By Dan E. Binker and Bill Edwards
Edwards, an expert on 19th-century maps and maps of volcanoes, discovered during the five-year reconstruction effort that the Podigal, a vast series of stone-slab buildings erected after the Second World War to hide from Allied bombing raids, was built with earth mining remnants of a volcanic eruption which took place just down the road.
The volcanic eruption took place in the Santa Polanaia area of Wrocław in 1944, when the Pogonow Jadus, which itself lay under the hostile skies of the Nagy Alps, was still active. As the Pogonow Jadus was to deposit lava hundreds of metres deep and hundreds of miles long, it made volcanic soils unsuitable for crops or crops needed for concrete buildings. Geologists were puzzled as to how this mysterious crater was being dissolved and demineralized before it was drained, then later spilled onto the ground from the highway that was completed around the crater so that people could enjoy its scenic views from the road.
The gas deposits brought from the sub-equatorial region known as the Emilia-Romagna region in Italy underlain the ground and fed the volcanic soils. This part of Poland had been undergoing a series of shallow volcanic eruptions which were trapped in the volcanic soils and refused to be drained for millions of years. The eruption created the volcanic soils which were sculpted into giant buildings.
After World War II, the Podigal was slowly reclaimed by nature, gradually crushing the remains of the volcanic soils and sitting at ground level on a shallow stream about 150 meters below the ground. The Podigal, once one of Europe’s largest national monuments, had been adapted to survive at ground level by workers who could dig with shovels and haul tools that rested on pebbles carefully extracted from water courses, supplying the underground labyrinth that was confined to a 150-meter-wide area.
The first tent was erected in 1947 and the construction proceeded painstakingly over the years, inspired by the building of the Giant’s Causeway in Ireland. The once-in-a-century eruptions from the late 18th and early 19th centuries, including the Pogonow Jadus, were hard as rocks and impervious to modern engineering techniques.

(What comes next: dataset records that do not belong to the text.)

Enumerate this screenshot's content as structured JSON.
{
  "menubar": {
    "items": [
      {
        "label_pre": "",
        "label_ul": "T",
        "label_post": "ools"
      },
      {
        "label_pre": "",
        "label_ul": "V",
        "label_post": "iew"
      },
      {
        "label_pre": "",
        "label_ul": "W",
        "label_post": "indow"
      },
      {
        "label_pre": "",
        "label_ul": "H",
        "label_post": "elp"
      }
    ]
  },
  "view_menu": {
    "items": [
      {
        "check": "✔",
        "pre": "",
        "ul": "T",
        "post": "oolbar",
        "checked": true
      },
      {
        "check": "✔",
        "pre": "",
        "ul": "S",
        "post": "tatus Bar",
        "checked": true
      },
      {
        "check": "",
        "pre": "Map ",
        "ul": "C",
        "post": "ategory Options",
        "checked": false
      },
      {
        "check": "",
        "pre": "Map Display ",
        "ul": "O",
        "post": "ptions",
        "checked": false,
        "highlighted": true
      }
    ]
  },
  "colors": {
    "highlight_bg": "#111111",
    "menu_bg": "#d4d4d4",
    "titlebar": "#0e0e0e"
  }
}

As Edwards wrote in the book’s introduction, “the process of demolition [from the ancient eruption] depended on nothing more than conscious decision by the workers who would have to tunnel down the volcanic soils and buttress the ground above them with boulders so that new buildings could be built upon them.”
Production was slow, as the labor force had to excavate the ground to lay the rock blocks and then make the earth paler by lifting them out of the ground with bare hands, squeezing them through the excavations with tongs and then finally chiseling them away with hammers.
The sand and silt that was filled with the volcanic soils remained underground and deposited on the ground. The blocks were not built on top of the old mud and sulfuric gases that accumulated over the years. They were built up into blocks of granite that were deposited in sections but were always covered with a layer of volcanic soil and kept at ground level.
According to the Polish geography teacher Karol Kricharowicz, such buildings were in high demand during the postwar years as the Polish people poured into Wrocław to enjoy their scenic views and the architecture that was overgrown with the volcanic soils.